*Supplied data*:
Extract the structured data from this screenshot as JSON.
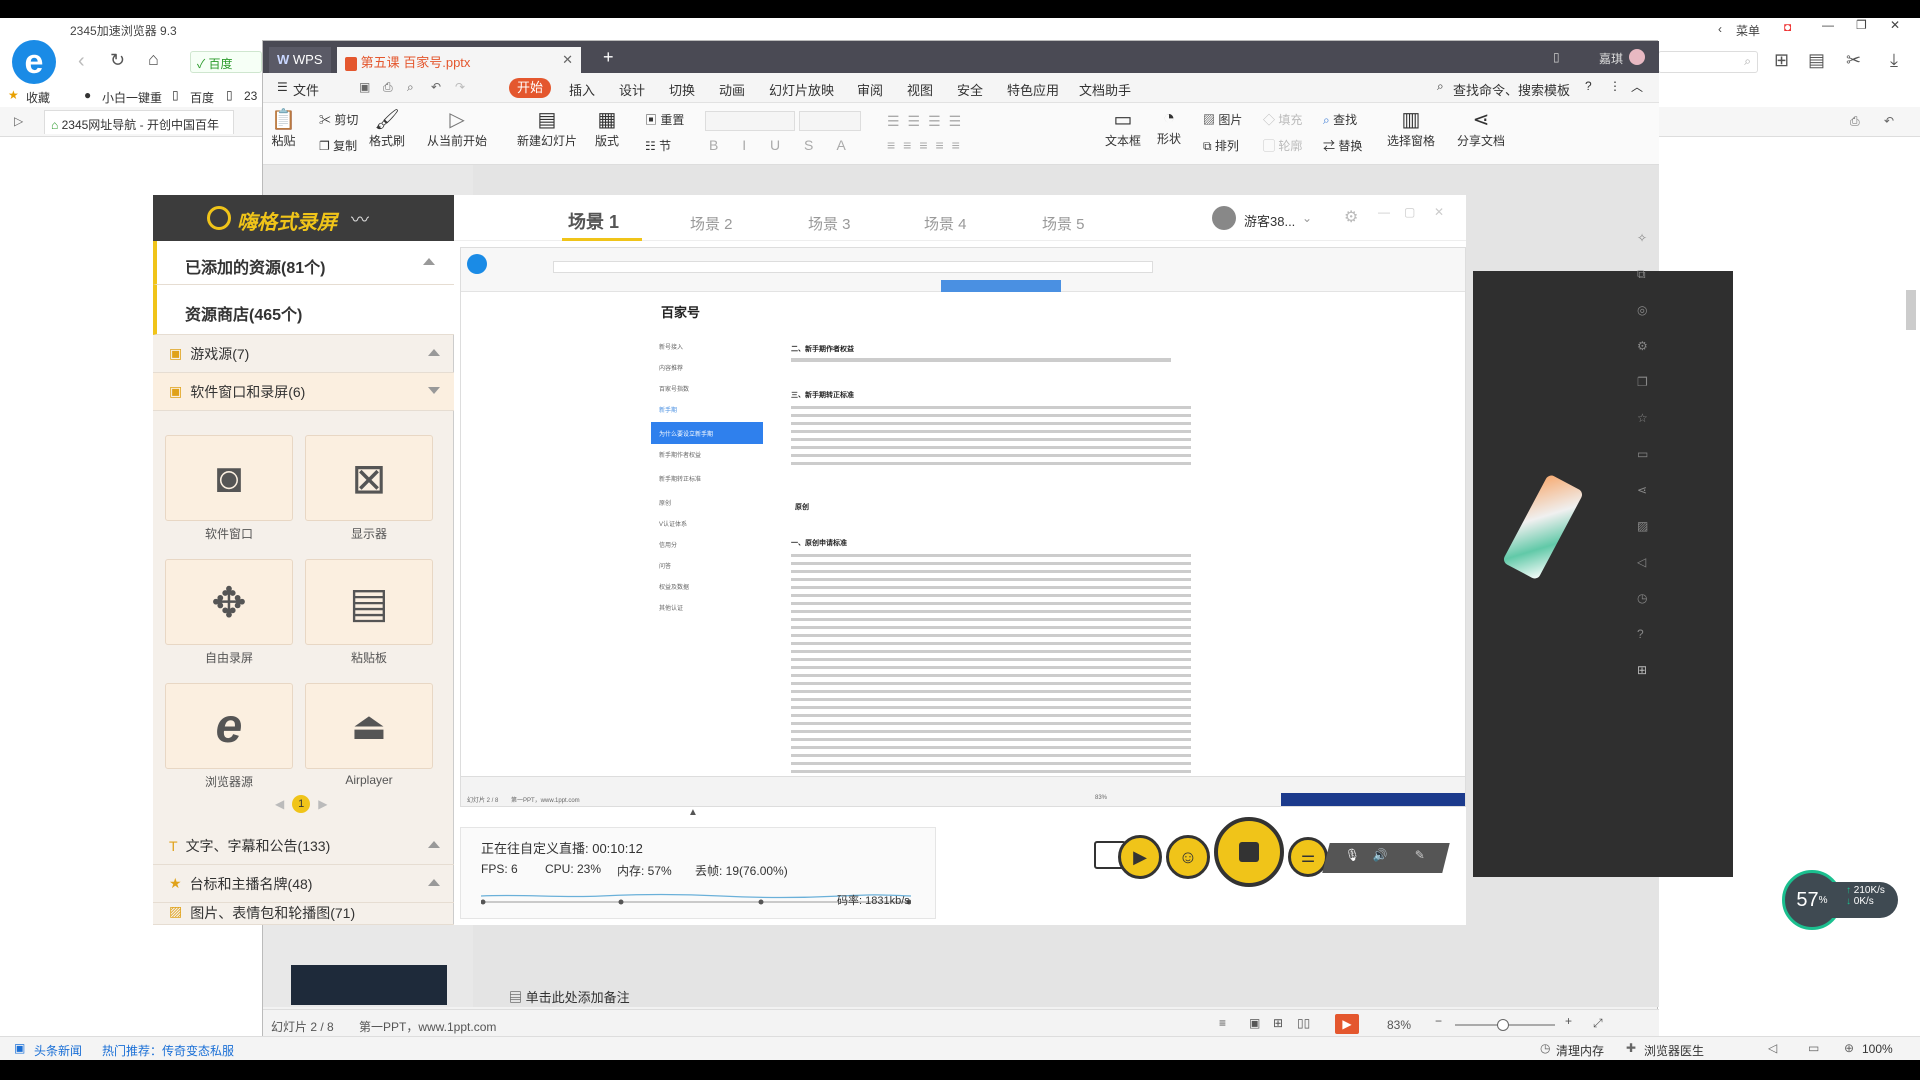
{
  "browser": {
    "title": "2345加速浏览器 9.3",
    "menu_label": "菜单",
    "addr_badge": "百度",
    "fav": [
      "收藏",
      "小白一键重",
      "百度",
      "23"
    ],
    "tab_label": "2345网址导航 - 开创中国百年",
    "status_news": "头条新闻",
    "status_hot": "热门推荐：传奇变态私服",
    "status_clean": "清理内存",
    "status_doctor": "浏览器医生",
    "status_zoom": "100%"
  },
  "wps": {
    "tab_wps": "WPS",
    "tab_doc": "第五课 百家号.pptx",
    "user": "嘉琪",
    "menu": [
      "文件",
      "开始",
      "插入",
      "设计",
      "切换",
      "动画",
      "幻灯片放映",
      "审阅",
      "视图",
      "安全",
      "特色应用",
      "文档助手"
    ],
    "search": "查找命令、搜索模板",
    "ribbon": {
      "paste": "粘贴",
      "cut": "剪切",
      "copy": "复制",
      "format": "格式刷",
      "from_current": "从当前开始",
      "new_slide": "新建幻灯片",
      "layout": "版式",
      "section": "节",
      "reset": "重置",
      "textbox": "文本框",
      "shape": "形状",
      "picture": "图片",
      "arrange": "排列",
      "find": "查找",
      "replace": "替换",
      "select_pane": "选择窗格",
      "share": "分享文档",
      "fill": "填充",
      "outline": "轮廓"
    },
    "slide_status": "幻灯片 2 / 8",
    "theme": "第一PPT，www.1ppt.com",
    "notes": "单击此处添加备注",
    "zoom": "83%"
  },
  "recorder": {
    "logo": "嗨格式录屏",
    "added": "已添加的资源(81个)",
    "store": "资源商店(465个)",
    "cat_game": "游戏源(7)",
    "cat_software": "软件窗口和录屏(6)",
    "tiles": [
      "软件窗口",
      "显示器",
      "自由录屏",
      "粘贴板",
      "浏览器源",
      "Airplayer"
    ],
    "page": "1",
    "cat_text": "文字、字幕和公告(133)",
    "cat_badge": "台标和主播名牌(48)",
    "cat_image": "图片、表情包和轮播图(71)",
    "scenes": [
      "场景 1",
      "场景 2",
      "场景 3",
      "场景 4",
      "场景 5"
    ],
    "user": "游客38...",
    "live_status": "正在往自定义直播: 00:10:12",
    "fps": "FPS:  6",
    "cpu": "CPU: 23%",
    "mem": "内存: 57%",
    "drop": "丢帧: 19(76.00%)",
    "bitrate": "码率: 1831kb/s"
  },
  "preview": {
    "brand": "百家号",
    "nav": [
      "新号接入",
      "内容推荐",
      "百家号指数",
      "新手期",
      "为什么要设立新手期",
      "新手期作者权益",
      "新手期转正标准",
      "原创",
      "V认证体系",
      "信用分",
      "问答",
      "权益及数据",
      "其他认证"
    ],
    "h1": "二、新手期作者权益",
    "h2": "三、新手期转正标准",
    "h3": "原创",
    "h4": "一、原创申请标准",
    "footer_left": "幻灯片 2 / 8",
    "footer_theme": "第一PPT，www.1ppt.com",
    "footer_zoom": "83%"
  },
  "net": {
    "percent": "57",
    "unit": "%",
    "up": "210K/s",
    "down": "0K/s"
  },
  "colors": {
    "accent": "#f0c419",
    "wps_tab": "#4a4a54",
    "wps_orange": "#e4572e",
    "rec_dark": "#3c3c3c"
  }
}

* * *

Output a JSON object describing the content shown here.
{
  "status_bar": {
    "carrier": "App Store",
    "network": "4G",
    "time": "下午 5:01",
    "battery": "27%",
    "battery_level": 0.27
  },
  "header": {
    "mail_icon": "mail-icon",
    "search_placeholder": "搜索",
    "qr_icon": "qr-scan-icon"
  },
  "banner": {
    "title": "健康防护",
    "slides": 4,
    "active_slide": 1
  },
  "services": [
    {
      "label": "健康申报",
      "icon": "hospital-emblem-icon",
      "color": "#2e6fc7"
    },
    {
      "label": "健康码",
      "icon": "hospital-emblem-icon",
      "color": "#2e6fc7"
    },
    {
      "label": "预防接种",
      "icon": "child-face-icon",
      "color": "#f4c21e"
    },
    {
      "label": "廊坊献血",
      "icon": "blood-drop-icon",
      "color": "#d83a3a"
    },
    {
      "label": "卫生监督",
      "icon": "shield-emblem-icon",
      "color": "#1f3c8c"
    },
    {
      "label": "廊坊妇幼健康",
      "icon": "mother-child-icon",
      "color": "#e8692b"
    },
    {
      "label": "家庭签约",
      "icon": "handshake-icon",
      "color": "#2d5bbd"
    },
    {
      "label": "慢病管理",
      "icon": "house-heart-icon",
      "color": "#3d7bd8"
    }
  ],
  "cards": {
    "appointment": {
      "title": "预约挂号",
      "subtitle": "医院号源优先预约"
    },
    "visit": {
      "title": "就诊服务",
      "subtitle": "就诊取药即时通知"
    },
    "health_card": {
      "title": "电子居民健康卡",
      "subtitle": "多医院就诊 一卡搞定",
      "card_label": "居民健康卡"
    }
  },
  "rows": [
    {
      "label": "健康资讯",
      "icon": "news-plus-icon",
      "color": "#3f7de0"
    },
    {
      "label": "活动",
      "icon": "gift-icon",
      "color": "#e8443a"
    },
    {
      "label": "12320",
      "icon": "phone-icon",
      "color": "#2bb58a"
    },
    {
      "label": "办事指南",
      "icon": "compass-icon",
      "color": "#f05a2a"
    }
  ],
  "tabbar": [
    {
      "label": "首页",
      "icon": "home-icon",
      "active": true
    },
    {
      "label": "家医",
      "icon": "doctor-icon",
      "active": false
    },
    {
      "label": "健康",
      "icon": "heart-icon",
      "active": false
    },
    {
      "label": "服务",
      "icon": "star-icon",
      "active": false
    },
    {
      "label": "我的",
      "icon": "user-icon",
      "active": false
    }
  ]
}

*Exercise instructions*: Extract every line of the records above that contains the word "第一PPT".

*Reply to the exercise*:
    "theme": "第一PPT，www.1ppt.com",
    "footer_theme": "第一PPT，www.1ppt.com",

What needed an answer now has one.